WHAT TO PRODUCE ->
Return exactly the lines that run from the one with "Serialize everything readable" to the last line of the entries below, both included, and nothing else.

### INFORMATION SHOWN ###

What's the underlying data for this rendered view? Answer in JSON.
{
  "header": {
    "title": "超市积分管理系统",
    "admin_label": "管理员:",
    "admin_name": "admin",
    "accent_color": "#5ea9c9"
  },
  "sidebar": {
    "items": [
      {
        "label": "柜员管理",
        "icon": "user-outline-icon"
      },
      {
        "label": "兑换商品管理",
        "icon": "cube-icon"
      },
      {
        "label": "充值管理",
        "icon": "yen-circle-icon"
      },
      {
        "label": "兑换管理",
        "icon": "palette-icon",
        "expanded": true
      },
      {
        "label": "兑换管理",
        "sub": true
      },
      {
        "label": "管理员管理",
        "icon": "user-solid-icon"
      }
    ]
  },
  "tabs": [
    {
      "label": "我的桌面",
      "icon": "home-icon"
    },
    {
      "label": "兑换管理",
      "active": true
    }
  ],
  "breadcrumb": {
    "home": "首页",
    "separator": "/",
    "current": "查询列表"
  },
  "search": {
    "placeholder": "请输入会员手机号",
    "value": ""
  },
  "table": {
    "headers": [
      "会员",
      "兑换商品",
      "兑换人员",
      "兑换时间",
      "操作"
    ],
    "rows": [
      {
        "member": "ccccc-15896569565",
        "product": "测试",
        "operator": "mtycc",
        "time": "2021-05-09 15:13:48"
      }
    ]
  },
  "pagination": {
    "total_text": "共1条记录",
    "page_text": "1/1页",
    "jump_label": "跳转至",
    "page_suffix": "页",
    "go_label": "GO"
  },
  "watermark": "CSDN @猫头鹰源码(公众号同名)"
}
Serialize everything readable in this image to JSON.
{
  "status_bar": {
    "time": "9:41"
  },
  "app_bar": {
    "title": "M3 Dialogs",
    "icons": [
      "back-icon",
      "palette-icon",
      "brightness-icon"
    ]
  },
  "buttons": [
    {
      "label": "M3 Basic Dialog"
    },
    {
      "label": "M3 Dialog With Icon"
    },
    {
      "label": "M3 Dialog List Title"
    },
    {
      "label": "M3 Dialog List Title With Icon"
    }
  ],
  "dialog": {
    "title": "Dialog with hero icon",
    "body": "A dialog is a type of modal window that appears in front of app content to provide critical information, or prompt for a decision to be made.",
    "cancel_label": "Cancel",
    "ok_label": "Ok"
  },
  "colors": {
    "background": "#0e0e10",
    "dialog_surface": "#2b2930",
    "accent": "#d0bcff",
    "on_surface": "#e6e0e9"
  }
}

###

REPLY TO THE TASK ->
Serialize everything readable in this image to JSON.
{
  "status_bar": {
    "time": "9:41"
  },
  "app_bar": {
    "title": "M3 Dialogs",
    "icons": [
      "back-icon",
      "palette-icon",
      "brightness-icon"
    ]
  },
  "buttons": [
    {
      "label": "M3 Basic Dialog"
    },
    {
      "label": "M3 Dialog With Icon"
    },
    {
      "label": "M3 Dialog List Title"
    },
    {
      "label": "M3 Dialog List Title With Icon"
    }
  ],
  "dialog": {
    "title": "Dialog with hero icon",
    "body": "A dialog is a type of modal window that appears in front of app content to provide critical information, or prompt for a decision to be made.",
    "cancel_label": "Cancel",
    "ok_label": "Ok"
  },
  "colors": {
    "background": "#0e0e10",
    "dialog_surface": "#2b2930",
    "accent": "#d0bcff",
    "on_surface": "#e6e0e9"
  }
}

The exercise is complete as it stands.